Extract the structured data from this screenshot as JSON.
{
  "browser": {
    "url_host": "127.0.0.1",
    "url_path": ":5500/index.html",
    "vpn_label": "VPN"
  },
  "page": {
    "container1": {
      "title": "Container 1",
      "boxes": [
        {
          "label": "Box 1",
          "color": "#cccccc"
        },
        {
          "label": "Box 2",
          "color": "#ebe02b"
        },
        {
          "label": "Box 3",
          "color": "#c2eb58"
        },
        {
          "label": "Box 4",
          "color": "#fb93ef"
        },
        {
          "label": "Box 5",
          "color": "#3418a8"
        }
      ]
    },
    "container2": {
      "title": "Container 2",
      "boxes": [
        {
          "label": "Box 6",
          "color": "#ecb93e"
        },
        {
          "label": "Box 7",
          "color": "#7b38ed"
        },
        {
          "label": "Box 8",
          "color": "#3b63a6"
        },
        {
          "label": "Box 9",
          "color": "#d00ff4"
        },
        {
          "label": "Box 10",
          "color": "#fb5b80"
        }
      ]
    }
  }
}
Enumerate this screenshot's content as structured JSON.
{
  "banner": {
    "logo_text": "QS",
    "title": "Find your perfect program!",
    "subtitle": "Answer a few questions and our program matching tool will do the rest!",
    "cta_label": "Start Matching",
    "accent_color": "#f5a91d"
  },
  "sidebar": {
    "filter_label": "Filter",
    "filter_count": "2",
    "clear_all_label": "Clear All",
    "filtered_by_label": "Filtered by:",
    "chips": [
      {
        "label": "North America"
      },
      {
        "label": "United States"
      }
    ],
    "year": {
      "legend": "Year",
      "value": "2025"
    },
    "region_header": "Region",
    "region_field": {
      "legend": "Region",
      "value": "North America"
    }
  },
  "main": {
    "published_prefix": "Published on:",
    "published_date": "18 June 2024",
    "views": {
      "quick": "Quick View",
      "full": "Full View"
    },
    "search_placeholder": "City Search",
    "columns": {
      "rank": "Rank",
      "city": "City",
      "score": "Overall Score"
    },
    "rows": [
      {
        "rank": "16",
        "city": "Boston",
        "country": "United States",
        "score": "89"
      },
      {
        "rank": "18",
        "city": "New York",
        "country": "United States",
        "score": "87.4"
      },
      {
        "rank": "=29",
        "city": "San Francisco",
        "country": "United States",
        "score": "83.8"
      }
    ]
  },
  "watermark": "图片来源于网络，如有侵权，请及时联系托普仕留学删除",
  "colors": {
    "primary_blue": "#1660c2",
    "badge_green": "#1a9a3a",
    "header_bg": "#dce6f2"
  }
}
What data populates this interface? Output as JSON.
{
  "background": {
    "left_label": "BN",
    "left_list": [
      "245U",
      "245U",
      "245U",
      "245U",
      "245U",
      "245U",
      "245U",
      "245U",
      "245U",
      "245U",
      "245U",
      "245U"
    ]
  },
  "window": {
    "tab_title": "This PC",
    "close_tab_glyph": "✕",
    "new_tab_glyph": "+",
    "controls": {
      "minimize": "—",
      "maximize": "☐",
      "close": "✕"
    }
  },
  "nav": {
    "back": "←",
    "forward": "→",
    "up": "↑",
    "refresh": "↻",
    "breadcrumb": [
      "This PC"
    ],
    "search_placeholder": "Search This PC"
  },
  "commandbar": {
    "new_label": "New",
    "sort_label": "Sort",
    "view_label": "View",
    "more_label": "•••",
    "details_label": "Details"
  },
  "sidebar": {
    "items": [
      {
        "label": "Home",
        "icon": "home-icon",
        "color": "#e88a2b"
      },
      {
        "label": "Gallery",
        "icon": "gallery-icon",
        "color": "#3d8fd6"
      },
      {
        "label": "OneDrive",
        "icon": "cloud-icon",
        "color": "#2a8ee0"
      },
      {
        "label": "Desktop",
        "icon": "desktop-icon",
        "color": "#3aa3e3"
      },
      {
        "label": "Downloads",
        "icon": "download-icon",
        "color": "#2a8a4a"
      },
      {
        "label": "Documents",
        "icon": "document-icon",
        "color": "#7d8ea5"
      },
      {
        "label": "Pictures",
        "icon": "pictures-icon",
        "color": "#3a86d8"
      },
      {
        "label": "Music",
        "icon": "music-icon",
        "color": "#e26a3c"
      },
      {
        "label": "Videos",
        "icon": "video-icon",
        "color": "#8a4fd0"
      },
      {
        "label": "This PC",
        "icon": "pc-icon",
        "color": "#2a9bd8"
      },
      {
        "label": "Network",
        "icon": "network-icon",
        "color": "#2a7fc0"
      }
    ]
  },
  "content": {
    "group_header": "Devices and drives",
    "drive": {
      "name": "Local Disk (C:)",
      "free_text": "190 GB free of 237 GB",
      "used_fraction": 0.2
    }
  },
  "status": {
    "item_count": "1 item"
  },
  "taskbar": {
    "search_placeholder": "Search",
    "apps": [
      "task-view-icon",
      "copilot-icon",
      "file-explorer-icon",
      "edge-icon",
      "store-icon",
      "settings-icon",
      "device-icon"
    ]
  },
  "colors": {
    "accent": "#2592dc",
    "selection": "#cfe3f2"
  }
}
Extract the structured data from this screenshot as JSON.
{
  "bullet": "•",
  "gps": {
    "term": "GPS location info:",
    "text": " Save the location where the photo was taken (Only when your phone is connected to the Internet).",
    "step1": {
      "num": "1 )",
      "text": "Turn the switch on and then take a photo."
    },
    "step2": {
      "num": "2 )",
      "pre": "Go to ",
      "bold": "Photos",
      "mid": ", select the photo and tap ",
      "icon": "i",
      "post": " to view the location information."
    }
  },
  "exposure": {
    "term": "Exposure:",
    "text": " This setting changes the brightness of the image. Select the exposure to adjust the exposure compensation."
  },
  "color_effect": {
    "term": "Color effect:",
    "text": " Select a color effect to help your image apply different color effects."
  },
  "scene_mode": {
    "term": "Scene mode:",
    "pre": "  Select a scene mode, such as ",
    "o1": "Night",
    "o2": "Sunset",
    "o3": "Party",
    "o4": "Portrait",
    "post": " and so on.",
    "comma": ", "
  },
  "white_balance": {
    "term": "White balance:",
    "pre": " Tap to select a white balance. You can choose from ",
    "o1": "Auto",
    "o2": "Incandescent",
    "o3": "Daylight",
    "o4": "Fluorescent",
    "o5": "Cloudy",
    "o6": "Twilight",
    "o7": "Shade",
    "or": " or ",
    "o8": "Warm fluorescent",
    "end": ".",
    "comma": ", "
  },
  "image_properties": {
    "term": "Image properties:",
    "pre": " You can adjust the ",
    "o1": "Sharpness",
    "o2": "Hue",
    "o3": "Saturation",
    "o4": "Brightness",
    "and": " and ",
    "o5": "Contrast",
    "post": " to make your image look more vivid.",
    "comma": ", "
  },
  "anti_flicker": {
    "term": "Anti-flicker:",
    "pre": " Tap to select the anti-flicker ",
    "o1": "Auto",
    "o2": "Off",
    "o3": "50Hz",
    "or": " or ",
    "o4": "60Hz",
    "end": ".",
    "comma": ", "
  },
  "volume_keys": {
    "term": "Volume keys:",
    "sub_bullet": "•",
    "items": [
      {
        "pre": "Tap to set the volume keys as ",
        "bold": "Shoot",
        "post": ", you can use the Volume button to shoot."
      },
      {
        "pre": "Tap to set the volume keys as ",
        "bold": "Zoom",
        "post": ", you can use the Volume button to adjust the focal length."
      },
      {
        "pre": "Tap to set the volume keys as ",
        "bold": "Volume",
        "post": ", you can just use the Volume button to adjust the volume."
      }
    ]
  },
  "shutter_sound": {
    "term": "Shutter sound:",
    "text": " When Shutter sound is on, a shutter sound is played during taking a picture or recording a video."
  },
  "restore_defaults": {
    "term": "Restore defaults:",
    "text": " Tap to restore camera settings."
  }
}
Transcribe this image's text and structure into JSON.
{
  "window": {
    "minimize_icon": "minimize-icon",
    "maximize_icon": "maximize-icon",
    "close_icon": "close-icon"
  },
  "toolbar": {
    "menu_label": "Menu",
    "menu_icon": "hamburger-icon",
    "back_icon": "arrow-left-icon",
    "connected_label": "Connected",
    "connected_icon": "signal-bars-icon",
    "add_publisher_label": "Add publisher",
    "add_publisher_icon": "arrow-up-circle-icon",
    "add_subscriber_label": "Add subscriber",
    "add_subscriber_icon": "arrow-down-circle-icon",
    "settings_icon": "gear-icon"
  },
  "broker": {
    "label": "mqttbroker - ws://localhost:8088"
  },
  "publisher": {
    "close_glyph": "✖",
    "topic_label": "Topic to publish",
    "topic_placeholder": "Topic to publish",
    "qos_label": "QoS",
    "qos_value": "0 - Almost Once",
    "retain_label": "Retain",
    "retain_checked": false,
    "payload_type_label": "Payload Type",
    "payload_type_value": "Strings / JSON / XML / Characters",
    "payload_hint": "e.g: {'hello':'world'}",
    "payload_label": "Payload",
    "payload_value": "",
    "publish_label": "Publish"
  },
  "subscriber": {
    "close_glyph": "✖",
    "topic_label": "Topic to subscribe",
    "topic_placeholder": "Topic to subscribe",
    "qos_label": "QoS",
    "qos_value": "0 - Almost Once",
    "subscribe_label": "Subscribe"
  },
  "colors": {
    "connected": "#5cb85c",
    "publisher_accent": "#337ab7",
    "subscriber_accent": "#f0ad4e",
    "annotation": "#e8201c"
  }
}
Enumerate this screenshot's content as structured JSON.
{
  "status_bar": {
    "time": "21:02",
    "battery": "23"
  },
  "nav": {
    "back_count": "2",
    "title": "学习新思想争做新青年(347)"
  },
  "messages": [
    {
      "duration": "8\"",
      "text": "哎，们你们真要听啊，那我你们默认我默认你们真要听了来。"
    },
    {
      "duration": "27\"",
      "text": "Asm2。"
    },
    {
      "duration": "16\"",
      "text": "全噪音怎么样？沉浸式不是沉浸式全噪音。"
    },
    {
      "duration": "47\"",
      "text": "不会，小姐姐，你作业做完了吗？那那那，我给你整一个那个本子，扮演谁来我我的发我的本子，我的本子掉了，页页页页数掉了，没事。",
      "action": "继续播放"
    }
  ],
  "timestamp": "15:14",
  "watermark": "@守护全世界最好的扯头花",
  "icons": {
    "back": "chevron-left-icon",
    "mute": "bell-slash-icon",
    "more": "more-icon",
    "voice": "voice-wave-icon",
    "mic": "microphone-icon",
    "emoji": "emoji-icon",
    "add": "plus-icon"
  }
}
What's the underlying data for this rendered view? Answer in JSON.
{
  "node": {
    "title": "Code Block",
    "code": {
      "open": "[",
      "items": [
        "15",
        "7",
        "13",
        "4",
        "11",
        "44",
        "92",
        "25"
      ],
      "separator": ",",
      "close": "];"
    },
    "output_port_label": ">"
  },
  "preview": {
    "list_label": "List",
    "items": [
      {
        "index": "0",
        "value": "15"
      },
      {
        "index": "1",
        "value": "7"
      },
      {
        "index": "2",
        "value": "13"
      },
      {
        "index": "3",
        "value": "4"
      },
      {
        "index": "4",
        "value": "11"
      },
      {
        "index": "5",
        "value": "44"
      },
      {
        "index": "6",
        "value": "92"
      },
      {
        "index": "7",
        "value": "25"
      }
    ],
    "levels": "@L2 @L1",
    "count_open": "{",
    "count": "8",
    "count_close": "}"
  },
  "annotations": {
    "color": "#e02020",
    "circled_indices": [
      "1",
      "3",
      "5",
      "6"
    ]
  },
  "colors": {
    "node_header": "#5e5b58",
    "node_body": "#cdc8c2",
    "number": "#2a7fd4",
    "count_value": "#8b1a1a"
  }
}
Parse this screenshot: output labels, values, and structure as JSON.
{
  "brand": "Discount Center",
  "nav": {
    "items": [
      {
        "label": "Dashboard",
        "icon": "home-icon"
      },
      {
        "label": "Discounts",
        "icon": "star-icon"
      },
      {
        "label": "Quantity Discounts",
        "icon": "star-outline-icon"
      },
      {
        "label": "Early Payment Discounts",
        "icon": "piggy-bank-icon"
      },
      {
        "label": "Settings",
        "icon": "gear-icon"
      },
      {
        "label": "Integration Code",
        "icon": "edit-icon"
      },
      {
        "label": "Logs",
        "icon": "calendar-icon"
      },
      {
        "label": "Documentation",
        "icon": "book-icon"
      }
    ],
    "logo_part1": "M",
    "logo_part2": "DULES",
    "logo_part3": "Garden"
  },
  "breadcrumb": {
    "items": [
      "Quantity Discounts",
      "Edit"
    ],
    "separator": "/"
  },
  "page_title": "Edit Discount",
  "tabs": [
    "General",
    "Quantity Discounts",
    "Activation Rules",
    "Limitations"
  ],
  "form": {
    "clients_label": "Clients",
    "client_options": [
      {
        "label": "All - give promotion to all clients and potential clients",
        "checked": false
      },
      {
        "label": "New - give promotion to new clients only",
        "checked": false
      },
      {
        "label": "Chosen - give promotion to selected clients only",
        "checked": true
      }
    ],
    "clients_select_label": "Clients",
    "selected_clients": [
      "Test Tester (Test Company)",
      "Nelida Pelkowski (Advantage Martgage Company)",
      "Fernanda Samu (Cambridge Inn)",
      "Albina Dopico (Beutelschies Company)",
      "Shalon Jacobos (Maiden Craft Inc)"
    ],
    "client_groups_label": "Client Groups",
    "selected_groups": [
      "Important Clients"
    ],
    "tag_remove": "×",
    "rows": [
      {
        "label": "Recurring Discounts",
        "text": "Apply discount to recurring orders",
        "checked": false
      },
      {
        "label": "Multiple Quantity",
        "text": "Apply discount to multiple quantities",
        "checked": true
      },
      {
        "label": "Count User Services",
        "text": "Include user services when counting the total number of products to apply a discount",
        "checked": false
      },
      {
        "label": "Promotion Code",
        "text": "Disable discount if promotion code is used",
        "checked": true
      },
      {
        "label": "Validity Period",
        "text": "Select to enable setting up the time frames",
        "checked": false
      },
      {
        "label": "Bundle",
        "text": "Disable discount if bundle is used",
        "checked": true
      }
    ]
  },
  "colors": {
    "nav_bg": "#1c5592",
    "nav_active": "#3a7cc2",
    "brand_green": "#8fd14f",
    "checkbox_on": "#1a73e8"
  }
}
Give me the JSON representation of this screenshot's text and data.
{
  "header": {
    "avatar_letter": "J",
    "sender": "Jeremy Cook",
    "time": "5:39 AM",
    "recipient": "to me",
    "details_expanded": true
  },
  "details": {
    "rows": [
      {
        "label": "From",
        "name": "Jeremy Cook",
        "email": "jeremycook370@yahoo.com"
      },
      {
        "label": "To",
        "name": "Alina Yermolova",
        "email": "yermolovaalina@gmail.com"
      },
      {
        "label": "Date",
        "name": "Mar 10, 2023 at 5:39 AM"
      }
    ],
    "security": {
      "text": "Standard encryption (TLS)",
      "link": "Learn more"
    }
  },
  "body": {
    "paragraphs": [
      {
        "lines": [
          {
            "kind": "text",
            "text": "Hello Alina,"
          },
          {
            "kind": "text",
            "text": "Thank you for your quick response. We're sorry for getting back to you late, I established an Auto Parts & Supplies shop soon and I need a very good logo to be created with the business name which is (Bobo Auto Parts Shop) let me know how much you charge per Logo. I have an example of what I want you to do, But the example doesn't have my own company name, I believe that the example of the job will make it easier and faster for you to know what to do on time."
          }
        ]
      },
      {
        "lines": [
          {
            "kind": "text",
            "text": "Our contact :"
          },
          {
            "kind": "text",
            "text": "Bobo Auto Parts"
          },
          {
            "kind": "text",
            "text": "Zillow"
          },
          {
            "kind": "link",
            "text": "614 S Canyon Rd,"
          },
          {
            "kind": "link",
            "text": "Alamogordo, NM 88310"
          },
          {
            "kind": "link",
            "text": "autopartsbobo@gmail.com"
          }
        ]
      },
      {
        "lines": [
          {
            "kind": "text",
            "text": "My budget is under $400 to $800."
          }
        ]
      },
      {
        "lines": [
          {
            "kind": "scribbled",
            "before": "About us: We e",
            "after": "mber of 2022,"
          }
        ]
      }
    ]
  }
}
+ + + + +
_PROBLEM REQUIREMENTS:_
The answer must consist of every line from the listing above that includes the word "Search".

_RESPONSE TO THIS TASK:_
    "search_placeholder": "City Search",
    "search_placeholder": "Search This PC"
    "search_placeholder": "Search",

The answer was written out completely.